Recorded information -
====================

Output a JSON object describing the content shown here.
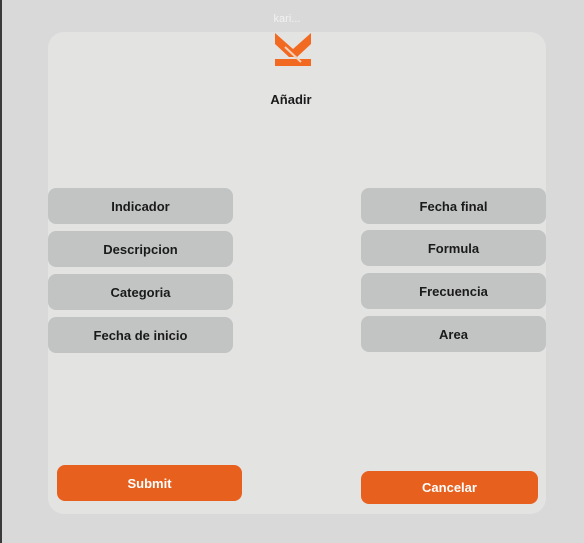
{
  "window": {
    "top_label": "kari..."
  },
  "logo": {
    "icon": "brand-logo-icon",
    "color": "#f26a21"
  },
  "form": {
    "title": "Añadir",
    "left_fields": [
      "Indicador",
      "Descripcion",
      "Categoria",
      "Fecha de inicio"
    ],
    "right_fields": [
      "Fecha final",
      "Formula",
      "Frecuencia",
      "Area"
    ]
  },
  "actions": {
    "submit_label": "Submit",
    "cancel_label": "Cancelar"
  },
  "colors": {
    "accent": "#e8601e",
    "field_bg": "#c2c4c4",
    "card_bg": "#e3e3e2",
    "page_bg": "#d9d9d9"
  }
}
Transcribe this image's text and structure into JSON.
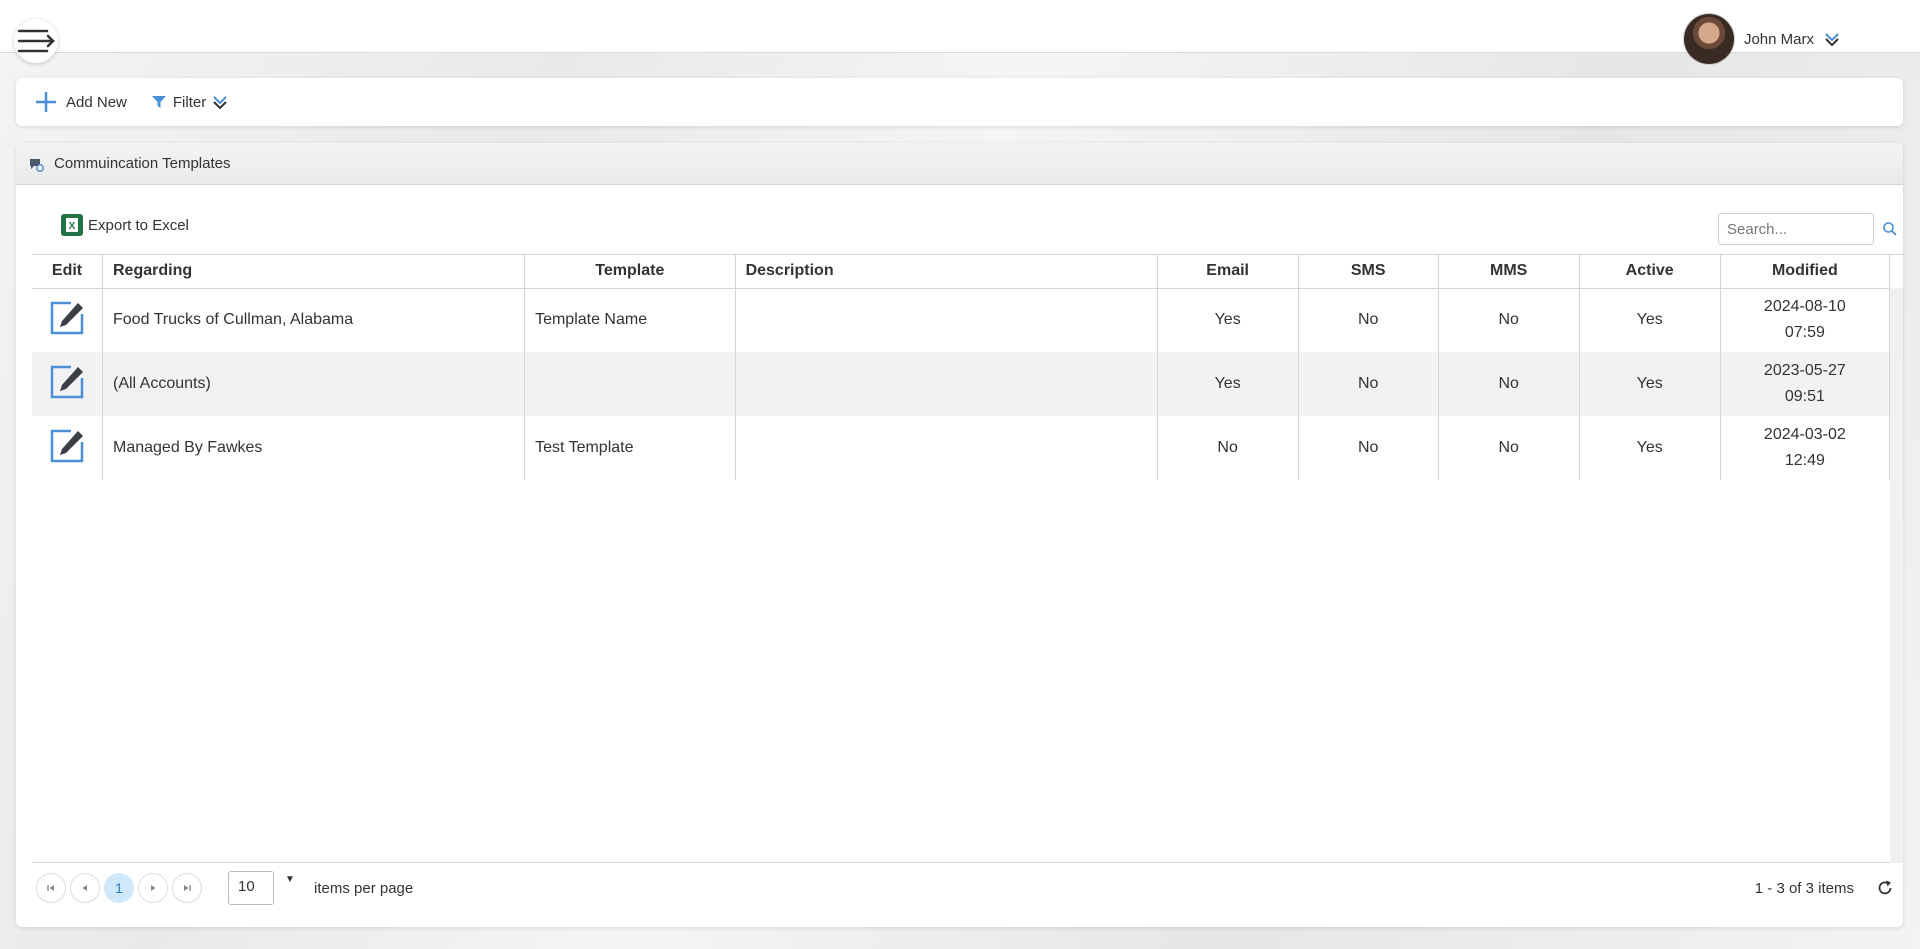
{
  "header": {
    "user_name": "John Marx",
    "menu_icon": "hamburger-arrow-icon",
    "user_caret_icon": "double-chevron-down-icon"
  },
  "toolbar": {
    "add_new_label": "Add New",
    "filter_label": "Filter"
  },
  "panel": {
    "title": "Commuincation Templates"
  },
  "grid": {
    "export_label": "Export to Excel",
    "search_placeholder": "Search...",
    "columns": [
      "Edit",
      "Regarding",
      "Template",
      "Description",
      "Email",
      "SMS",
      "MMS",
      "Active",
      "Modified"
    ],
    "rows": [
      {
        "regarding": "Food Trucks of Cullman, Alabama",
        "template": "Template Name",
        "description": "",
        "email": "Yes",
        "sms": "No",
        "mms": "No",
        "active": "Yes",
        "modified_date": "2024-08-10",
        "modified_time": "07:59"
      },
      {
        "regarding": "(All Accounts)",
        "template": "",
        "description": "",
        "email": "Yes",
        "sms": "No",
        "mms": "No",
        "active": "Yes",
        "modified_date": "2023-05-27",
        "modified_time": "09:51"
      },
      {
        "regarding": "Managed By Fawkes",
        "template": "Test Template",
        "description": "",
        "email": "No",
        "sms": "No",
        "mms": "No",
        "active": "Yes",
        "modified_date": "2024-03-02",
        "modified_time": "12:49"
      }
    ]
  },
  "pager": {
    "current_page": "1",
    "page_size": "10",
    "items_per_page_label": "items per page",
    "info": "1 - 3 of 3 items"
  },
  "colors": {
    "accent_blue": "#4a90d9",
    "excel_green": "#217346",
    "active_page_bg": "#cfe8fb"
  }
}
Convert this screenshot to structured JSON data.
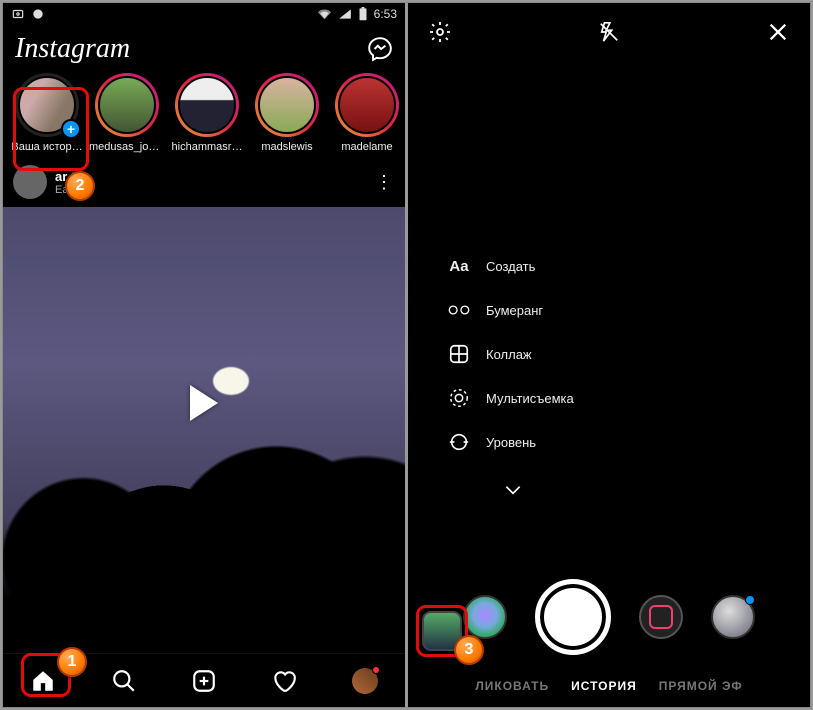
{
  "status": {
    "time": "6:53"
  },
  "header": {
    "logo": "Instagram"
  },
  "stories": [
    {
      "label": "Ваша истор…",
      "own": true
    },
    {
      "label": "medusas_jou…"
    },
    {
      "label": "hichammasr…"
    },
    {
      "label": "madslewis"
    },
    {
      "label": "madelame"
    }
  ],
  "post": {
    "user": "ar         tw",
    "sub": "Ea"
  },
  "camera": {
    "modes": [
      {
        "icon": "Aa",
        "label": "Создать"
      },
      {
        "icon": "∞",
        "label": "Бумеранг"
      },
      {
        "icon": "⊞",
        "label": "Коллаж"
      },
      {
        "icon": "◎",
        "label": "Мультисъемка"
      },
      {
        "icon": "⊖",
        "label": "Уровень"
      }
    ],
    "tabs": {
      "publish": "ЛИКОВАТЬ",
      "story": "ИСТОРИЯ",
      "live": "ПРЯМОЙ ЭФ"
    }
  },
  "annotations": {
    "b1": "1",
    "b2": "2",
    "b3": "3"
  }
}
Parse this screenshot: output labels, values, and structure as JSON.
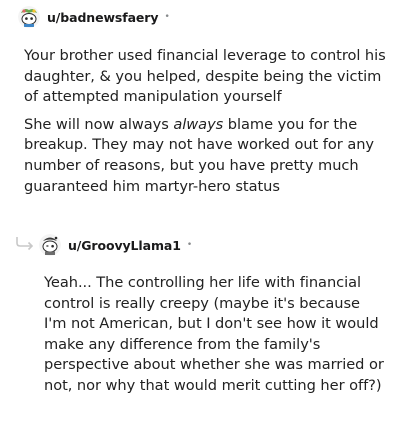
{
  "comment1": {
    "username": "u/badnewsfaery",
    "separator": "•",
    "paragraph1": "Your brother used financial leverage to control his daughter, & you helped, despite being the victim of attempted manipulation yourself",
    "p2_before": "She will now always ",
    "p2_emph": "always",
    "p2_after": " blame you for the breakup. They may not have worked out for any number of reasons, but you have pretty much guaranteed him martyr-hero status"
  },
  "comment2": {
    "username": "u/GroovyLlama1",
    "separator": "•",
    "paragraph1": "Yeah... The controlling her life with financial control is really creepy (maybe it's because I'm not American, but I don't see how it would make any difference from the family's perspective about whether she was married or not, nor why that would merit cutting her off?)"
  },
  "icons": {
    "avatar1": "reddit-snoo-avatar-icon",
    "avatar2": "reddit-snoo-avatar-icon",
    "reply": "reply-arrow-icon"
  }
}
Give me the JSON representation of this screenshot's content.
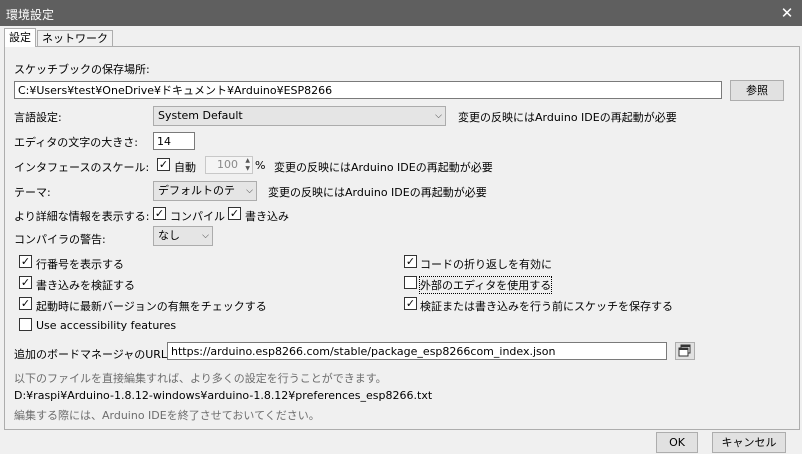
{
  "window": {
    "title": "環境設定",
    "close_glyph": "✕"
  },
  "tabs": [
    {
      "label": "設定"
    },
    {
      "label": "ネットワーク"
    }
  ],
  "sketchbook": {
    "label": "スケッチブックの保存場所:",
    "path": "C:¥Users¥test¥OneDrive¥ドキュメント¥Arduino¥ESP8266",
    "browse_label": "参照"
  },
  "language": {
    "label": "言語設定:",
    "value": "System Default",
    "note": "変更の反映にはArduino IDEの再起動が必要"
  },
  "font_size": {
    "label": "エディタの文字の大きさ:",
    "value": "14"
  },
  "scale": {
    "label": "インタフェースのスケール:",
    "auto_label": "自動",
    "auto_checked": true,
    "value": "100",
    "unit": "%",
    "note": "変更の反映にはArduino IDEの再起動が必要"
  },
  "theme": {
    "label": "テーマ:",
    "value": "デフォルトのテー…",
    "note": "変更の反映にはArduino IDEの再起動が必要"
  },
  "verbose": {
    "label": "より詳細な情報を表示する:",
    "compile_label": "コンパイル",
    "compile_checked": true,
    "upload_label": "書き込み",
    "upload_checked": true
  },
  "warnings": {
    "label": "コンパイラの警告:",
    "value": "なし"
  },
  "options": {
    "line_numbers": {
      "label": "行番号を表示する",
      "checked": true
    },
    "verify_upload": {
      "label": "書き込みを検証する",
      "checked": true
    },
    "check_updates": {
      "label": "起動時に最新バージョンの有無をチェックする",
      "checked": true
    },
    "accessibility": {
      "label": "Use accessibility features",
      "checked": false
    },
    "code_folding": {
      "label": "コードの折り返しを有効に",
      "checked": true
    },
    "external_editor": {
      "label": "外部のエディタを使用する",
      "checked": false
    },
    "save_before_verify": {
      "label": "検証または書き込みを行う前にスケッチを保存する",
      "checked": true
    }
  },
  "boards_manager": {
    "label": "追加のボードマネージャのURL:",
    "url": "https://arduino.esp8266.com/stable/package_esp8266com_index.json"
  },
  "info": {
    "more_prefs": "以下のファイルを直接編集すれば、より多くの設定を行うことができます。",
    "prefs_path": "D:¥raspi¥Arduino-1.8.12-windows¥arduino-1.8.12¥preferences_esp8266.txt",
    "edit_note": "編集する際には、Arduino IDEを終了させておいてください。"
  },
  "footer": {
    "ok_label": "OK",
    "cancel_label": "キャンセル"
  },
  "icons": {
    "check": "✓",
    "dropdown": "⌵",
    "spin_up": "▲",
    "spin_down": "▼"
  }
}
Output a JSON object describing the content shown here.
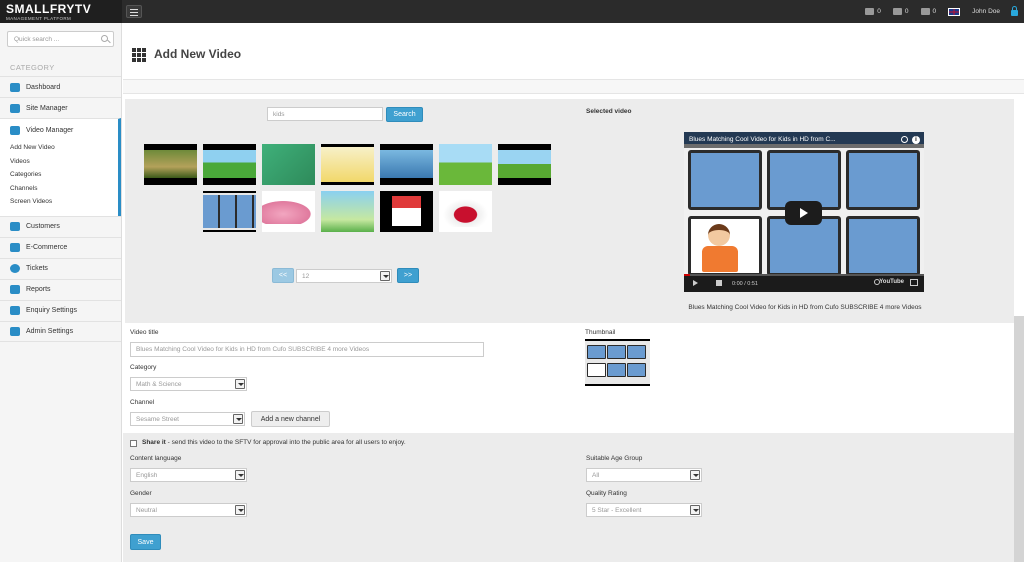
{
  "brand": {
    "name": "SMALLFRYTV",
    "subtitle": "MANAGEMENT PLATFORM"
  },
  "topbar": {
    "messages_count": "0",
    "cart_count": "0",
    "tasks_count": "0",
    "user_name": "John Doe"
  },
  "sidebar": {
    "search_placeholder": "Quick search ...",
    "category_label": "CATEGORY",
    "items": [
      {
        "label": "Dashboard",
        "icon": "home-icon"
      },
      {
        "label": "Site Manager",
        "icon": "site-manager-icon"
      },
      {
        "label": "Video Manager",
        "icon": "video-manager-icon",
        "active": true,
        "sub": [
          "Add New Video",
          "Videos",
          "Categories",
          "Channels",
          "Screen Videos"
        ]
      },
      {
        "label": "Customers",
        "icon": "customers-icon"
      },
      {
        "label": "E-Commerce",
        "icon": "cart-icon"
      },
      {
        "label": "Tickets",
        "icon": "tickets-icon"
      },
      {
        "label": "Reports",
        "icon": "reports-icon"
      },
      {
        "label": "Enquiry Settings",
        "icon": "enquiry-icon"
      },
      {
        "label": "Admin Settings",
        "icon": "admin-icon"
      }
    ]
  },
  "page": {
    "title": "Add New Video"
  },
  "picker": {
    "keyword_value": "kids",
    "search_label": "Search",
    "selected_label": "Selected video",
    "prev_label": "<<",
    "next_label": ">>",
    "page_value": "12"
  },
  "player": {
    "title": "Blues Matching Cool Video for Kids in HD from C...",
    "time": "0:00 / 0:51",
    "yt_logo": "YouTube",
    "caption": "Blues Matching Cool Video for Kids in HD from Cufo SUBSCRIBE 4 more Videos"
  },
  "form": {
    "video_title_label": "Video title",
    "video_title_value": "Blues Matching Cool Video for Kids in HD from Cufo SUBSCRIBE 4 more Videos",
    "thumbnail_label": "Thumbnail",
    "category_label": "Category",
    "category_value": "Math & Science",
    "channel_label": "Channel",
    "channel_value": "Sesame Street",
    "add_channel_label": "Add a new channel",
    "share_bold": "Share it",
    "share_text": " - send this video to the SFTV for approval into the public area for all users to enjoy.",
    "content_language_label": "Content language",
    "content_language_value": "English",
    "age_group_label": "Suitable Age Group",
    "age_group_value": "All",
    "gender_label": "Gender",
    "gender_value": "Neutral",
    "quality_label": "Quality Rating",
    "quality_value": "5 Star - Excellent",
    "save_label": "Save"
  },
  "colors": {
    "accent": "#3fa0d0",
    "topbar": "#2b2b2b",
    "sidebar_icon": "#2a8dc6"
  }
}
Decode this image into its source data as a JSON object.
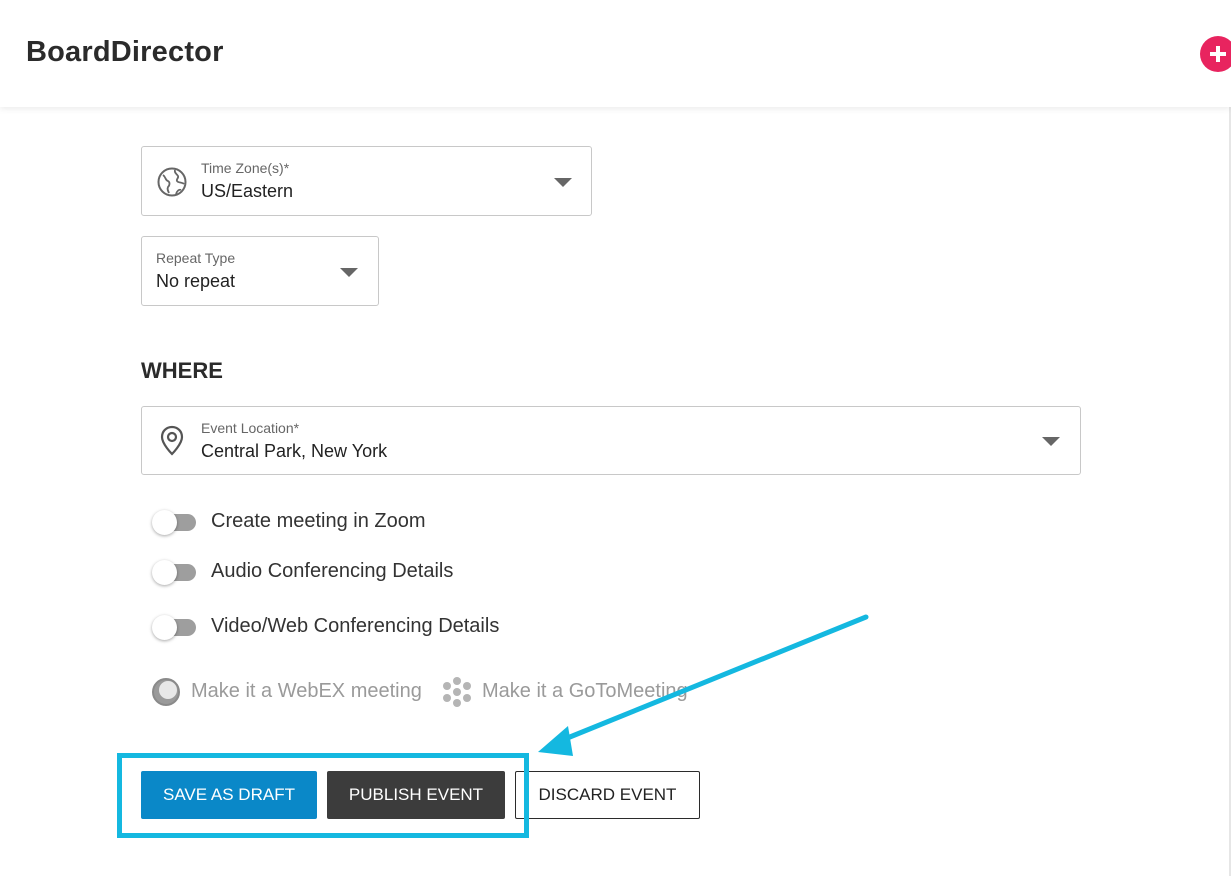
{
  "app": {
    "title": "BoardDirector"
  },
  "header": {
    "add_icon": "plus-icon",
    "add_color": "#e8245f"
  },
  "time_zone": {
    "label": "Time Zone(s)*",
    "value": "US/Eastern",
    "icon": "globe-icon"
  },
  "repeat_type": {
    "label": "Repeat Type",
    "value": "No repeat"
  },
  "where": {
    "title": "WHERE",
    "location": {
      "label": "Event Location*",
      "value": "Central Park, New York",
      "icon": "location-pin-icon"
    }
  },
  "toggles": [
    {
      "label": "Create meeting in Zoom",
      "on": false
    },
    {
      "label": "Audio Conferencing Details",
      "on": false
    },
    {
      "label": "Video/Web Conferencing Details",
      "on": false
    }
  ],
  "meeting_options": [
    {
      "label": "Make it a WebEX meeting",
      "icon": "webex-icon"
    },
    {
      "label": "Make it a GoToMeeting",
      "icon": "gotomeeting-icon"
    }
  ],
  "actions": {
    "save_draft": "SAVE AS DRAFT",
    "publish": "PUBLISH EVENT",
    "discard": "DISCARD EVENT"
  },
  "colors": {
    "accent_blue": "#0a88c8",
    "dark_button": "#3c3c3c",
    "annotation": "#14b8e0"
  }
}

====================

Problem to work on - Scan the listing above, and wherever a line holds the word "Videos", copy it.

Finished exercise -
          "Videos",
          "Screen Videos"
    "caption": "Blues Matching Cool Video for Kids in HD from Cufo SUBSCRIBE 4 more Videos"
    "video_title_value": "Blues Matching Cool Video for Kids in HD from Cufo SUBSCRIBE 4 more Videos",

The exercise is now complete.